When Tommy Douglas was the member of parliament for Lake Cowichan, he probably never imagined that someday his name and story of his life would help the community to preserve its history.
The Kaatza Historical Society presents Tommy Douglas: the Arrows of Desire Nov. 6 to 8 at the Lake Cowichan School Theatre. The society is raising funds to build an annex at the museum to house artifacts from the IWA union and the Wilmer Gold collection of historical logging photographs.
The play is written and performed by John Nolan who has performed the play Canada wide and now makes his home in Lake Cowichan.
“I had seen his production in Ladysmith,” says Caroll Patrick who volunteers with the society and met Douglas in the 1970s when he was MP for riding. “I thought of it while working with the fundraising team and thought it was a nice tie-in because Tommy Douglas was such a strong proponent of unions.”
Nolan wrote the play after being challenged to write a play while a student at the Bastion Theatre Company school in 1982.
“I started researching,” says Nolan. “And then I came to Tommy Douglas and he was so much ahead of every one else and not part of the establishment. So I started reading everything I could.”
Tommy Douglas was a Baptist minister who was elected to the House of Commons for the socialist Co-operative Commonwealth Federation (CCF) party in 1935 but left federal politics to become leader of the Saskatchewan CCF party and then premier of the province from 1944 to 1961. Often called the Father of Medicare, Douglas introduced the first universal health care program. He later stepped down as premier to lead the fledgling federal New Democratic Party in 1961. He served as leader until he resigned in 1971 but remained an MP until 1979. He died in 1986.
Douglas was invested into the Order of Canada in 1981 and named The Greatest Canadian in 2004.
In 2002 Nolan cut down a six-hour script to two hours and prepared to take it to the stage.
It opened on the 100th birthday of Tommy Douglas on Oct. 20, 2003 in Douglas’ home constituency of Weyburn, Saskatchewan.
Nolan spent the next six years touring the country to sold out crowds.
“Tommy Douglas still resonates with people,” says Nolan. The play is a one-man show performed by Nolan. “It’s an evening with Tommy Douglas,” says Nolan. “He talks about things that have happened in his time but also comments on things going on today.”
Nolan was pleased to help out when the historical society approached him.
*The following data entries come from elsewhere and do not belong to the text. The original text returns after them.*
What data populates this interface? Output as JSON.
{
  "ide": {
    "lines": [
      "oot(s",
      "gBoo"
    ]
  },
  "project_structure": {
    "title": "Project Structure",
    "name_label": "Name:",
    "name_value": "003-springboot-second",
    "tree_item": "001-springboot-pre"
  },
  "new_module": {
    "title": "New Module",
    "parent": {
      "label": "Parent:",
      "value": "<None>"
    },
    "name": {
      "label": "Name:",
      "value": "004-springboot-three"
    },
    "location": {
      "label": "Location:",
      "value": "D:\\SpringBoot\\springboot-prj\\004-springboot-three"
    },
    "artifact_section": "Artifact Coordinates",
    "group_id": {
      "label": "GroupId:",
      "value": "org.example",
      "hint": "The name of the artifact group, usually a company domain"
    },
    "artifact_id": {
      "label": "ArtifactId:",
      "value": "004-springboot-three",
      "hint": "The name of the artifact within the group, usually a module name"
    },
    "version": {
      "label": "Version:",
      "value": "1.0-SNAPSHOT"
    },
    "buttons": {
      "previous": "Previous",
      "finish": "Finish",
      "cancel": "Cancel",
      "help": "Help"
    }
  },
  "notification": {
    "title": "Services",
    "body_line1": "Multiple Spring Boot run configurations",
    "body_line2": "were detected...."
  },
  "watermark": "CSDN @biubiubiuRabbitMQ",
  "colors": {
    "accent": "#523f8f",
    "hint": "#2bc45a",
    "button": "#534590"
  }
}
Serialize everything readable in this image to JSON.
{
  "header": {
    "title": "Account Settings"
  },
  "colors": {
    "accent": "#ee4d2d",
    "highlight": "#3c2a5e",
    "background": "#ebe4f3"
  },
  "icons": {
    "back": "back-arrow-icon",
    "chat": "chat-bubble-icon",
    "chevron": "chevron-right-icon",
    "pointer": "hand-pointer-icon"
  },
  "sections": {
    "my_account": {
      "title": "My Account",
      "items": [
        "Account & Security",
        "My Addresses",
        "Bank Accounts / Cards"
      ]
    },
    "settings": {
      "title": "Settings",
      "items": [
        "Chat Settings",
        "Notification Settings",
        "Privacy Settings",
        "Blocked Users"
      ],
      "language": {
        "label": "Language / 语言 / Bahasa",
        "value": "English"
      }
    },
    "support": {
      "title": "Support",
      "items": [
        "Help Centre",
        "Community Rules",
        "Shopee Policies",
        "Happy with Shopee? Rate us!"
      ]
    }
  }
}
“Museums are about people who are dead, but it’s all about bringing history alive,” says Nolan. “That’s why live theatre is so important, it brings legends alive.”
Nolan will bring Tommy Douglas alive to promote the upcoming performance by appearing in character at the historical society’s fundraiser on Oct. 17. He will also perform a shortened version of the play at the school.
The full performances take place at Lake Cowichan School Theatre Nov. 6 and 7 at 7 p.m. and Nov. 8 at 2 p.m. Tickets are $20, $15 for seniors and students at the Kaatza Station Museum, Lake Cowichan Curves, Ten Old Books and Dunan Garage.